The Whale Museum News & Events
Updated: March 14, 2007
Flame retardant growing threat to killer whales
Concern raised in B.C., Washington state
Wednesday, March 14, 2007
Levels of a toxic flame retardant are growing so quickly in coastal marine waters they are expected to surpass PCBs as the leading contaminant in endangered southern resident killer whales, a federal scientist warned Tuesday.
Peter Ross of the Institute of Ocean Sciences in Sidney near Victoria said in an interview that research shows levels of PBDEs (polybrominated diphenyl ethers) are steadily increasing in harbour seals in southern Puget Sound in Washington state, with levels in seals in B.C.'s Strait of Georgia expected to be similar.
At the current rate of increase, PBDE levels are predicted to exceed those of PCBs (polychlorinated biphenyls) in killer whales in our shared waters by 2020.
That will further confound recovery efforts, Ross said.
PBDEs are the latest emerging threat to a population of killer whales that is already among the most polluted marine mammals in the world and is officially endangered in Canada and the U.S.
Two toxic lighter forms of PBDEs, penta and octa, were voluntarily withdrawn from the Canadian and U.S. marketplaces more than two years ago, Ross said.
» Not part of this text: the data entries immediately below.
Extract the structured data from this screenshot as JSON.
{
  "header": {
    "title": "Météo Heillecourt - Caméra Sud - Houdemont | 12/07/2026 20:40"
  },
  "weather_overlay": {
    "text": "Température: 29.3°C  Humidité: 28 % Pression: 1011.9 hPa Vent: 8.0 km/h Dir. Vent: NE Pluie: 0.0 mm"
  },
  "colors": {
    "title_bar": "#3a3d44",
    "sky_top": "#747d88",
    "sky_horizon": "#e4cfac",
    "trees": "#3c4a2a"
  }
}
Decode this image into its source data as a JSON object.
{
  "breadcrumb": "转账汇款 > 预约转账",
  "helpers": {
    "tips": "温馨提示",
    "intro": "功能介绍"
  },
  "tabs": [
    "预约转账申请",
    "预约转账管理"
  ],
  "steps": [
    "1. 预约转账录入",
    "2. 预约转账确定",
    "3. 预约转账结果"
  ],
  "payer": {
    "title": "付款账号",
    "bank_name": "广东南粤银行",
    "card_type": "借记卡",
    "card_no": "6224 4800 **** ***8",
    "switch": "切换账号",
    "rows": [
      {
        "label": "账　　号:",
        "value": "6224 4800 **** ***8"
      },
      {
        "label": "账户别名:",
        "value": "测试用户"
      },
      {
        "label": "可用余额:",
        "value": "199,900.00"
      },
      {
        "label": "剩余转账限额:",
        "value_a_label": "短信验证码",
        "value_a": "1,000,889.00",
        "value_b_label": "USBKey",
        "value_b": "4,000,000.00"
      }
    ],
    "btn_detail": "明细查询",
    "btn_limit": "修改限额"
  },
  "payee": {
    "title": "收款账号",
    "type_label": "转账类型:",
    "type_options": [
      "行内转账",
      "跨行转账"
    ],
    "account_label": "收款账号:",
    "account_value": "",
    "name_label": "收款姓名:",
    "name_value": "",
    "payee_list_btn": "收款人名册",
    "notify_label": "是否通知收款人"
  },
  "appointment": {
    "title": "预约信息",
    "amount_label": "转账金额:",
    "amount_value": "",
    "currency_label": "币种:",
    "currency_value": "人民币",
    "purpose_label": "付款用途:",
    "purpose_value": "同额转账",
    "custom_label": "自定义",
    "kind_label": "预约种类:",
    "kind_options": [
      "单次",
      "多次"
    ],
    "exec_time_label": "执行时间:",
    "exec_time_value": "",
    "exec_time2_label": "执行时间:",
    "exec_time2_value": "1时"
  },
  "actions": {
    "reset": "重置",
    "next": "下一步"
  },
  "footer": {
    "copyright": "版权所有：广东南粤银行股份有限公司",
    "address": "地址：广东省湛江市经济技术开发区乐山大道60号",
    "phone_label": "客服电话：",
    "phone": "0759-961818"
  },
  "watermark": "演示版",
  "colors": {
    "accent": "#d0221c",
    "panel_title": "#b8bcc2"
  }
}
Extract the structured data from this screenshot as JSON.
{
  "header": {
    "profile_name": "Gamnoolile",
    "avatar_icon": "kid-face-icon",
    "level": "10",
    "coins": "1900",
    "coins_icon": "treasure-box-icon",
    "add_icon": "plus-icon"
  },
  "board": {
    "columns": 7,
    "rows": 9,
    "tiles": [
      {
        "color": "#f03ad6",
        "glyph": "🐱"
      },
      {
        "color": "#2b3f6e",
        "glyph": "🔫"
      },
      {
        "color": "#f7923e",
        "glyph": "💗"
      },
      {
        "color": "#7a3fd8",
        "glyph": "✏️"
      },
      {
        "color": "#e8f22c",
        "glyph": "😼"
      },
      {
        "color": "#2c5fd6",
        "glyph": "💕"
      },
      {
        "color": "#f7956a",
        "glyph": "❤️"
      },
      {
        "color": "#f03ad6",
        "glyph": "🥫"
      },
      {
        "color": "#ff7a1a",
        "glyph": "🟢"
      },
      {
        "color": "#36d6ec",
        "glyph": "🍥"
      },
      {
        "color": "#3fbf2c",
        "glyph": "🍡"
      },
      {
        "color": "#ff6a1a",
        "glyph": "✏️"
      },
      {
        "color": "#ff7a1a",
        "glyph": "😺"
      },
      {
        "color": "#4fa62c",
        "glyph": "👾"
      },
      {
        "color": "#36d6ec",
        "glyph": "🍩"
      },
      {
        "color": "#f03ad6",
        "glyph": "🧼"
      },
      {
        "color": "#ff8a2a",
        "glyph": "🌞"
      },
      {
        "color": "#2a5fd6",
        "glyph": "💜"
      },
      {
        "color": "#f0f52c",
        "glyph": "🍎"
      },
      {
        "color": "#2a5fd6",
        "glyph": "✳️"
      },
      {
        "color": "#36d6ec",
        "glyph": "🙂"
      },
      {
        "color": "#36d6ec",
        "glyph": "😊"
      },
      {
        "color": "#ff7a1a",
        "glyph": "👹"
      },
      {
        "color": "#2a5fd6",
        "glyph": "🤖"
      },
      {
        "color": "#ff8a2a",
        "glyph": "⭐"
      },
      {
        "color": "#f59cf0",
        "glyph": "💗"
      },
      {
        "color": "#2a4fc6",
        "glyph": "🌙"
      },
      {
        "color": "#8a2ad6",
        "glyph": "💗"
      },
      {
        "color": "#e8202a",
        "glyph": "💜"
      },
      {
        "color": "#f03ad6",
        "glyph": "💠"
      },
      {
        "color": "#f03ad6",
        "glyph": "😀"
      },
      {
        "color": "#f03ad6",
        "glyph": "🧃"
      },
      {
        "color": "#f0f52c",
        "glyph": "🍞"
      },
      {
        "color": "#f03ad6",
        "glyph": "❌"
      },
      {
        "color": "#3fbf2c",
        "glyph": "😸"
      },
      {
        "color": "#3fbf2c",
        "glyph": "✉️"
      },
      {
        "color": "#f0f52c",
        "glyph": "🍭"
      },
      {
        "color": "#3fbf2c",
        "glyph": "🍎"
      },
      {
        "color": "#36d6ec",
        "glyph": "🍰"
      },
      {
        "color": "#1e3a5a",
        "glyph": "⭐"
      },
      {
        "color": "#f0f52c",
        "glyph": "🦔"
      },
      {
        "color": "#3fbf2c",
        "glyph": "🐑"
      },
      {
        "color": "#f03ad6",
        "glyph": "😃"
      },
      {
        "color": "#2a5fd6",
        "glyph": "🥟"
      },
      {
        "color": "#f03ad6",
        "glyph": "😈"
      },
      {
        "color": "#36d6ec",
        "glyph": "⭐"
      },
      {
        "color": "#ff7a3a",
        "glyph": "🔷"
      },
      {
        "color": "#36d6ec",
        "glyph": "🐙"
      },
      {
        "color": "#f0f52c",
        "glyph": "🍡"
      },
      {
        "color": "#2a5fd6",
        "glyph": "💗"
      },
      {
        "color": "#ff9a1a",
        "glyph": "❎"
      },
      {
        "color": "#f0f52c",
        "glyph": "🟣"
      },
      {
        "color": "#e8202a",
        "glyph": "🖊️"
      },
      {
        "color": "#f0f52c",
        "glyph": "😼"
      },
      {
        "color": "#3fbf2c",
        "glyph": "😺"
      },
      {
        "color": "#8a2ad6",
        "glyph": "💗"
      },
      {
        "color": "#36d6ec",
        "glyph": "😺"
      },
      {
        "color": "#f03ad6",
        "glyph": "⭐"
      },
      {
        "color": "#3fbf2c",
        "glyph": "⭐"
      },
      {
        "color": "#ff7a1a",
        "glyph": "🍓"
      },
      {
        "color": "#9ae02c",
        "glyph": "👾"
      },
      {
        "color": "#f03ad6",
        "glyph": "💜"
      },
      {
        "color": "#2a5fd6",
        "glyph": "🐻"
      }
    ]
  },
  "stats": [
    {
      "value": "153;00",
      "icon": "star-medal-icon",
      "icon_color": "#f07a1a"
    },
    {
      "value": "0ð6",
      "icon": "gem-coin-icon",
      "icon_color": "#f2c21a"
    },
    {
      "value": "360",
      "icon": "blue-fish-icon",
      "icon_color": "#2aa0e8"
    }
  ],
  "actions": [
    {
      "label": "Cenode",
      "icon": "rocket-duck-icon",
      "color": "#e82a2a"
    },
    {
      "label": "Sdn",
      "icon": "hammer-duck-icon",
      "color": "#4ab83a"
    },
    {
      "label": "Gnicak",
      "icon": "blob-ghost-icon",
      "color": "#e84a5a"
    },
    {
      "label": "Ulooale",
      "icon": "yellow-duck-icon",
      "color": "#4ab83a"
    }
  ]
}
Environment Canada is re-evaluating a third type, deca, in light of research showing it can break down and resemble the two other forms and "magnify" up the food chain.
"Washington state is also trying to get rid of all three forms," Ross added.
Unlike PCBs, which were used largely as coolants in industrial transformers before being banned 30 years ago, PBDEs are widely used as flame retardants in polymer resins and plastics and found in consumer products such as furniture, TVs, stereos, computers, carpets, and curtains.
PBDEs find their way into the marine environment through the air or through runoff and effluent, and are thought to pose a risk to the endocrine system, reproductive health, the immune system, and development.
Ross said scientists are often asked to prove the threat posed by a chemical before it is removed, but he argued that in this case the "cautionary principle" should apply, given the killer whales' precarious existence.
"Any way you cut that picture, these chemicals are a perplexing conservation threat."
PBDE levels in harbour seals in Puget Sound have increased steadily: 14 parts per billion in 1984, 281 ppb in 1990, 328 ppb in 1993, 644 ppb in 1996, and 1,057 ppb in 2003.
In comparison, PCBs levels have declined: 100,000 ppb in 1972 and 17,000 ppb by 1984.
Killer whales carry 10 times the contaminants of harbour seals, which means an increase in PBDEs in seals is immediately cause for concern. "They might be much more vulnerable to these impacts," Ross said.
He suggested that society use alternative fire retardants that do not threaten both marine life and first nations who are heavy consumers of marine life. "There is sufficient scientific evidence to raise concerns about all three forms of PBDEs. We should be very careful about use of any of these products."
© The Vancouver Sun 2007